Suppose you wanted to calculate the OC relating to whether to meet and greet your pupils at the door. First, you would have to make a decision about how you wanted to measure the "cost" of each alternative. That would depend on a range of factors. When did you last see the class? Do you have lots of material to cover before an upcoming exam? Are there students who will benefit from a kind word as they enter the room? Is "meet and greet" a whole-school expectation? It's far from simple.
If we were to be fully OC-aware teachers, then we would have to go through this process for everything we did, not just those decisions deemed worthy of debate on social media. And that would be difficult. Educationalist Ted Wragg once estimated that teachers make more than 1,000 evaluative decisions on any given school day; others claim it is more than 3,000. Attempting to carry out a systematic cost-benefit analysis for even a fraction of those decisions would clearly be absurd. What's more, there would be a serious OC associated with spending so much time carrying out OC analyses. You would disappear into a hole of your own making before you could say "scarcity".
2 Limits on your repertoire
Which kind of teacher is most likely to be able to cater for the diverse needs of all the students in their care: one who is able to draw upon a range of strategies in response to a range of contextual demands, or one who dismisses entire pedagogical approaches in the name of OC? I know whose class I would rather be in.
3 Ideological objections
When OC calculations are applied to educational settings, they are quickly subsumed by the values that teachers place on different courses of action within the contexts of their professional lives. As such, any reference to the notion of cost as shorthand for the objective worth or impact of any educational practice is hopelessly simplistic; it masks a dizzying array of assumptions that quietly undermine efforts to reach definitive conclusions.

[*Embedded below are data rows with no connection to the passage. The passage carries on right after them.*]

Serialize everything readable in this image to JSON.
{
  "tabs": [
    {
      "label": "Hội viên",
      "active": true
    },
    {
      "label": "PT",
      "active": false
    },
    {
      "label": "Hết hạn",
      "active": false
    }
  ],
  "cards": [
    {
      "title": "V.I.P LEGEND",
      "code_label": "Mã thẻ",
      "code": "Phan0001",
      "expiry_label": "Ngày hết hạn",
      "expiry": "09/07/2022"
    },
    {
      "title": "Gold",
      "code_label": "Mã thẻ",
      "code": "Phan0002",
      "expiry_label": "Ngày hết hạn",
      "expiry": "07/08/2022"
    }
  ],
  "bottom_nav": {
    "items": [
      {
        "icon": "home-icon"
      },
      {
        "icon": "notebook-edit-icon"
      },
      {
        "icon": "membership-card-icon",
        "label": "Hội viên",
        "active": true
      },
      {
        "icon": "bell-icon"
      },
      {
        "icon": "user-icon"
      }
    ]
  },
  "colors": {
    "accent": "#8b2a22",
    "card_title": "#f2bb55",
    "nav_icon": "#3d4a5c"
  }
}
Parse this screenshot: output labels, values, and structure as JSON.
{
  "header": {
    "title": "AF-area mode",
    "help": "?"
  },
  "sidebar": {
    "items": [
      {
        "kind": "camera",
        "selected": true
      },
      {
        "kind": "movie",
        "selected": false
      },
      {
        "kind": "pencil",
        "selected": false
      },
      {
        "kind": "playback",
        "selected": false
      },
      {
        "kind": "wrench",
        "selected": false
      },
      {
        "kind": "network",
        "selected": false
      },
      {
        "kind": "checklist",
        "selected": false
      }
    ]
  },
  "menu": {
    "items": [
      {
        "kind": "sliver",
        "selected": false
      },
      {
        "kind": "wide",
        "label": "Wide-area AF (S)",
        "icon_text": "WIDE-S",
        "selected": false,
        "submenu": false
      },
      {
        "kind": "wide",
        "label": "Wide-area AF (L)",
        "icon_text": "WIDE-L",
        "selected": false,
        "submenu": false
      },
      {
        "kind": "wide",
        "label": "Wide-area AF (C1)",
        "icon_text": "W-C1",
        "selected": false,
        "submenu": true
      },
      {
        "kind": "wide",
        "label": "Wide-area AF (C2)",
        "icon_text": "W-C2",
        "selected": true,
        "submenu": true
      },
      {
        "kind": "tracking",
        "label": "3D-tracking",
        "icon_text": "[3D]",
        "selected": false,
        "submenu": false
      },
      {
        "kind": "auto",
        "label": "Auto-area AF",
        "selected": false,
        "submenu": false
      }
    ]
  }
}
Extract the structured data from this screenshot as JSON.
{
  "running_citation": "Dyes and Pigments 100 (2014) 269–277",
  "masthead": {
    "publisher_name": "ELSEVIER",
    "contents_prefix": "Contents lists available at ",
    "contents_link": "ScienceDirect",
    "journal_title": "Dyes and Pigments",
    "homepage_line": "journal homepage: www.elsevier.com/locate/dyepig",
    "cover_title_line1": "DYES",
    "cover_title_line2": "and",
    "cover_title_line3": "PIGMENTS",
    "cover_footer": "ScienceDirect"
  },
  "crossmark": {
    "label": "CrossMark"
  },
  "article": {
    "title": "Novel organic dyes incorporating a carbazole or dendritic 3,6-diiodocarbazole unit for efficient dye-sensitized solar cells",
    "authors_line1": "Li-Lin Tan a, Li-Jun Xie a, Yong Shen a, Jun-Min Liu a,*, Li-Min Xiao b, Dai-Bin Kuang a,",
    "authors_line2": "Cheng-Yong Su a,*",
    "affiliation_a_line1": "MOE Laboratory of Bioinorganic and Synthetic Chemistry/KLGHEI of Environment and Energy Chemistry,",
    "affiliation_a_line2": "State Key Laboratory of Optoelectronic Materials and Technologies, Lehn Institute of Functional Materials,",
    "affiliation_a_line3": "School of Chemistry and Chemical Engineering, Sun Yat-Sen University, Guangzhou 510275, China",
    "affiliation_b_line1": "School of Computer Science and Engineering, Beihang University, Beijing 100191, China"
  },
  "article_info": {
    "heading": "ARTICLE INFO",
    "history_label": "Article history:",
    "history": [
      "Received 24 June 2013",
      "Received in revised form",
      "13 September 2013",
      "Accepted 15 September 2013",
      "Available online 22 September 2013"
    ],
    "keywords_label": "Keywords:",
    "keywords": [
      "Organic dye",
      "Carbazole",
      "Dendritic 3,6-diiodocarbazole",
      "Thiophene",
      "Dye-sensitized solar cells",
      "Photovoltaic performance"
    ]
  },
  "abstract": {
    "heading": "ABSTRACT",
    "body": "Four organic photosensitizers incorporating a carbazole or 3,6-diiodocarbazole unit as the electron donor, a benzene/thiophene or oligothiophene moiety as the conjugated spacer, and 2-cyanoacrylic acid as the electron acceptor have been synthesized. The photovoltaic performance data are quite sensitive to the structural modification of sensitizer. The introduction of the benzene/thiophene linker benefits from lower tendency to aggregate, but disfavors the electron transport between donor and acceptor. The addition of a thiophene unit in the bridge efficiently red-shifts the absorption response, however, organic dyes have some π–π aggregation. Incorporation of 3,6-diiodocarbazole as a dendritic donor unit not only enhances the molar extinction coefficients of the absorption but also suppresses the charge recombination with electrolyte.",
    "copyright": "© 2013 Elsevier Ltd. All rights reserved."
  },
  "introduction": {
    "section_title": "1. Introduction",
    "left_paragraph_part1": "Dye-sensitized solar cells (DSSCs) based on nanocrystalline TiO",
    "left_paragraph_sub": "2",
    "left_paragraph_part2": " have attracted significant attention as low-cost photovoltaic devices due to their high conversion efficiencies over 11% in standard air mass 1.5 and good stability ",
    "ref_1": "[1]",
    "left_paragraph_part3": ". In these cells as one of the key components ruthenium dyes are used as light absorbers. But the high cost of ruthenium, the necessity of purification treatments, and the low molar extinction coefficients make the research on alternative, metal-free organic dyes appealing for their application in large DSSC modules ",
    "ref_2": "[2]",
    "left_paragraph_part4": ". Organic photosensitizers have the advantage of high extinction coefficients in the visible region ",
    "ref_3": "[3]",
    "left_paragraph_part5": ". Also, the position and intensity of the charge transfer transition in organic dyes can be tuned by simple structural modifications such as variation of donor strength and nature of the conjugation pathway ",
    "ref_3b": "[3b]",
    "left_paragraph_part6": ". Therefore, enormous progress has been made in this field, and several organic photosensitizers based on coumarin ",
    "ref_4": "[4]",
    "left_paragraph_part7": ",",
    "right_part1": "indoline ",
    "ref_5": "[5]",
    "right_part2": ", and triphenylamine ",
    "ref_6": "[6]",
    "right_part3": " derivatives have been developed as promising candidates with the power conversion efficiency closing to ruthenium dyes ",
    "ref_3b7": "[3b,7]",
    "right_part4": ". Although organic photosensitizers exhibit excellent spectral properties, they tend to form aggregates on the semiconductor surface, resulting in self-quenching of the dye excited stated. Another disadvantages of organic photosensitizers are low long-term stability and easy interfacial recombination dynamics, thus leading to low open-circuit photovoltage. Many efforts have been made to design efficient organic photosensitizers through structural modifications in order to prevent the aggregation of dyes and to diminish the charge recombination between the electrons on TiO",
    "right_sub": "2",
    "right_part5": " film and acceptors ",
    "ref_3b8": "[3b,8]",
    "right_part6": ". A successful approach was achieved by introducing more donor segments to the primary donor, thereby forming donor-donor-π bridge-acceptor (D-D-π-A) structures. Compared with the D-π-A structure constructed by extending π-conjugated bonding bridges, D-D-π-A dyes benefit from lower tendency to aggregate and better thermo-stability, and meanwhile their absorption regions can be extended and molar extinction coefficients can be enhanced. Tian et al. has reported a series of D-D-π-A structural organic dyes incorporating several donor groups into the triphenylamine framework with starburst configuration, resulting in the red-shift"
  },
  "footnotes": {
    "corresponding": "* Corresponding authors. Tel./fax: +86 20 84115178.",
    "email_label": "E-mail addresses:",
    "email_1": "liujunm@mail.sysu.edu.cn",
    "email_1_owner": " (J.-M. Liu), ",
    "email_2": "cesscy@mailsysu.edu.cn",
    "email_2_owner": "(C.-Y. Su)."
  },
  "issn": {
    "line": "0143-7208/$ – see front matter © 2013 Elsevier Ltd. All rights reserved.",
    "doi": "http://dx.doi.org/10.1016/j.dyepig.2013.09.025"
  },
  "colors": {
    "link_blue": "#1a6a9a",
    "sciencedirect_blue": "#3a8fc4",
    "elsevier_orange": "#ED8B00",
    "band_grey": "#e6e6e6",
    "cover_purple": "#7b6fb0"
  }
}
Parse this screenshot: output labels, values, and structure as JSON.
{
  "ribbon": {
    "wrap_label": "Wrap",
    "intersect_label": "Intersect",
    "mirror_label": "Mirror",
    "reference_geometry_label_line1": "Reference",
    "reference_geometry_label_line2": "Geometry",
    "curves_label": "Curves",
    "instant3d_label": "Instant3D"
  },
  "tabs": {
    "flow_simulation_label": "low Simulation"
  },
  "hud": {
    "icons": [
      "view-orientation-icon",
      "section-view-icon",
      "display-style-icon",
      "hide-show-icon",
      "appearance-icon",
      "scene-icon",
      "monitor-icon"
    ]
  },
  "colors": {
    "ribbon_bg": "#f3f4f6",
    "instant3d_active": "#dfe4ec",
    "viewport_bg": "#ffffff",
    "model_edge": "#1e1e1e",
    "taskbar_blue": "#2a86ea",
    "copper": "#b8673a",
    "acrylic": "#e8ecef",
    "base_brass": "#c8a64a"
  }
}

And the way in which OC is increasingly employed as an argument for rejecting a range of educational practices (many of which are backed by compelling evidence as to their academic utility when used effectively) suggests not so much a practical cost-benefit analysis of competing alternatives, but a manifestation of ideology and values. That, and a selective reading of research literature.
4 Risk of stagnation
In universities, there are essentially two kinds of research: that which responds to what has gone before, and that which seeks to break new ground. Since the one thing almost everybody agrees on is that there is room for improvement in our education system, it is important that teachers do not feel cowed into limiting their repertoire in the name of OC.
One only need look at the progress of aviation throughout the 20th century - from catastrophic early attempts at manned flight to half a million people being airborne at any one time - to realise that using OC as a reason for sticking only to tried and tested methods is short-sighted.
We as a profession should continue to innovate and take risks, where appropriate, and to make educational ideas work better where their forerunners may have fallen short. The alternative to innovation is stagnation, and who would argue for that?
The New York Times recently reported that most economists don't really understand OC. If this is true of economists, it is even truer of teachers.
While the language of OC might masquerade as objective evaluation, in reality, it should be seen as a divisive rhetorical device that is used to apply a binary yesno filter to a range of complex, nuanced contexts. The opportunity cost of disregarding useful strategies on the basis of OC is vast. By the very logic of OC, teachers should refrain from using this simplistic and unhelpful term.
James Mannion is lead professional for science at Varndean School in Brighton and a doctoral student at the University of Cambridge